- Tissue that normally would become a fetus instead becomes an abnormal growth in the uterus
- This growth triggers symptoms of pregnancy (occasionally *RARE* pregnancy that is though to be twins, one is molar and one is a real fetus)

5

Complete mole

- When either a single sperm or two sperm combine with an "empty" egg (without either a maternal nucleus or without maternal DNA)
- The sperm then reduplicates and forms a 46 chromosome set
- The tissue grows and looks similar to a cluster of grapes. It does not have fetal tissue.

6

Partial mole

2/3 of time: Two sperm fertilize an egg (dispermy) yielding paternal triploidy genotype --> results in abundant trophoblast and poor embryonic development

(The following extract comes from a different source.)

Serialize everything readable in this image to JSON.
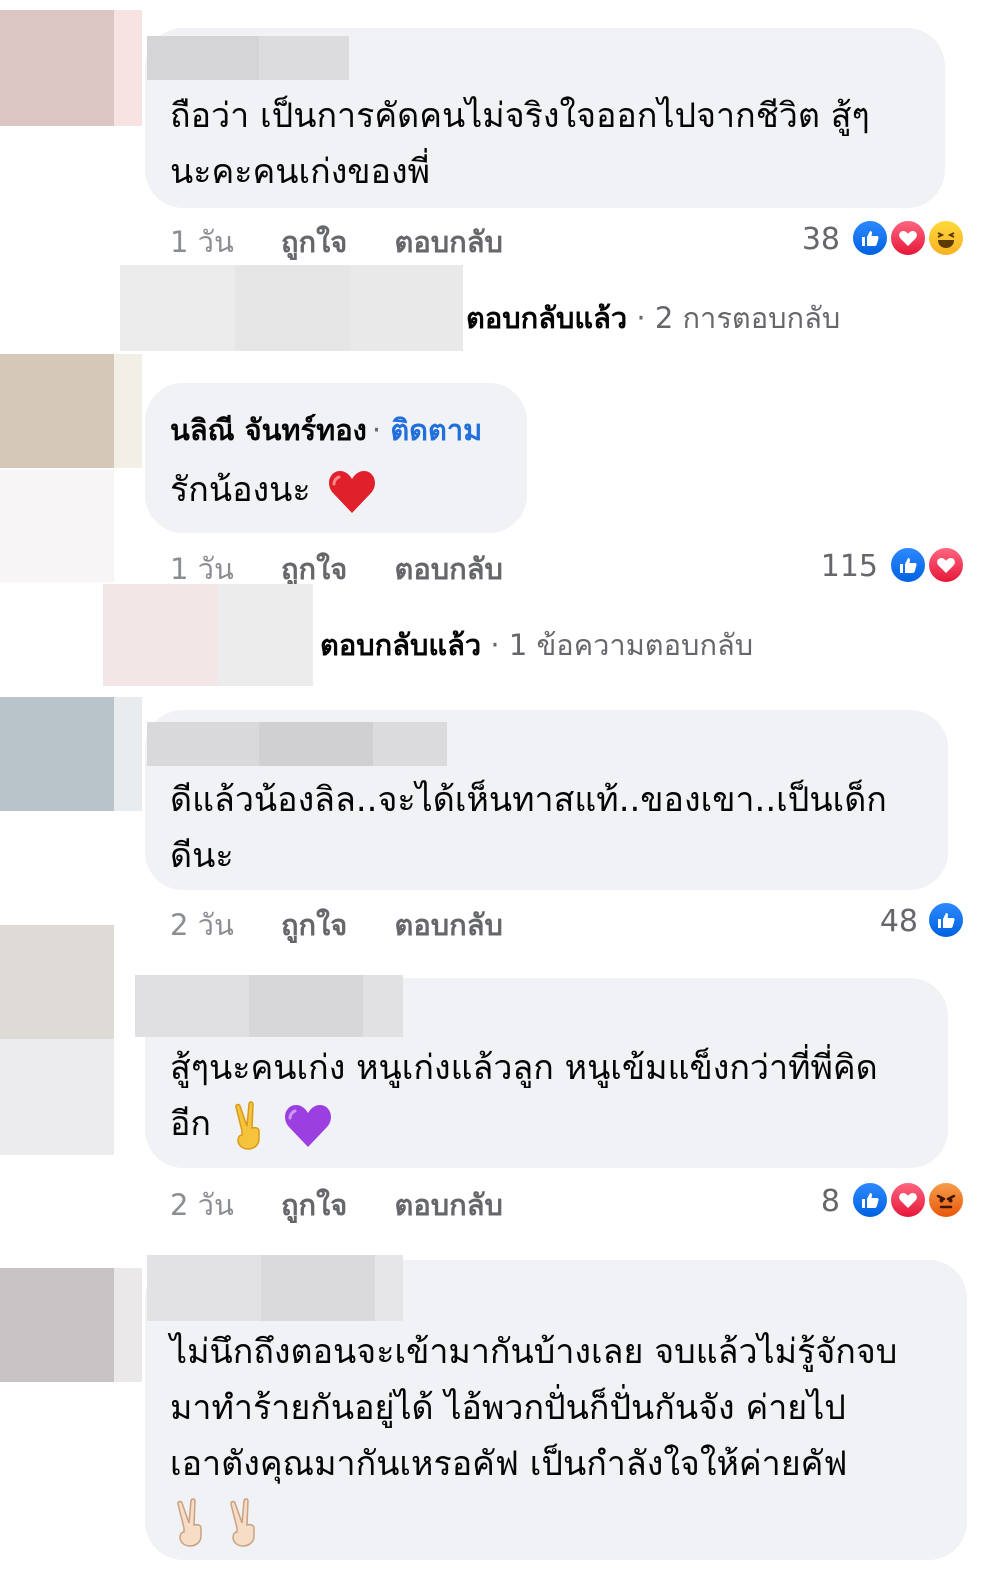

1/3 of time: Sperm fertilizes a diploid egg, yielding maternal triploidy genotype --> results in retardation of embryonic development and a small fibrocytic placenta

7

Risk factors for molar pregnancy

- Age >35
- Hx of molar pregnancy; especially 2 or more
- Hx of miscarriage
- Diet low in carotene (form of vitamin A) (women low in vitamin A have an increased rate of complete molar pregnancy)
- Certain ethnic groups (Filipinos)

8

Invasive Mole

- A hydatidiform mole that grew into the muscle layer of the uterus, can develop from complete or partial moles (more often complete)
- May spread to other parts of the body such as the vagina vulva and lung

9

Choriocarcinoma

malignant gestational trophoblastic cancer, usually of the placenta

10

Possible forms of inherited triploidy

There have been some reports of autosomal recessive triploidy and a susceptibility locus has been assigned to chromosome 19.

11

What method of NIPT would possibly pick up a case of triploidy?

DIANDRIC ORIGIN ONLY: Only the lab Natera, which uses targeted amplification and analysis of SNPs on chromosomes 21, 18, 13, X and Y in one reaction and determines the chromosomal copy number (cannot distinguish between twins and triploidy by this test alone)

Every other lab uses a counting method where the amounts of chromosomes 21, 18,13, X and Y are compared against other chromosome amounts as a reference and thus would not pick up triploidy.

12

Low fetal fraction on NIPT (through Natera), multiple congenital anomalies, and fetal growth restriction would be indicative of _________________

Digynic triploidy.

This is most likely due to the associated small placental mass.

13

If you have 2 maternal copies of a genome only, what kind of tissue would develop?

Fetal tissue only, "benign cystic teratoma"

14

With 2 paternal copies of a genome only, what kind of tissue would develop?

Placental tissue, no fetal tissue

15

Hydatidiform mole

Clump of growing tissue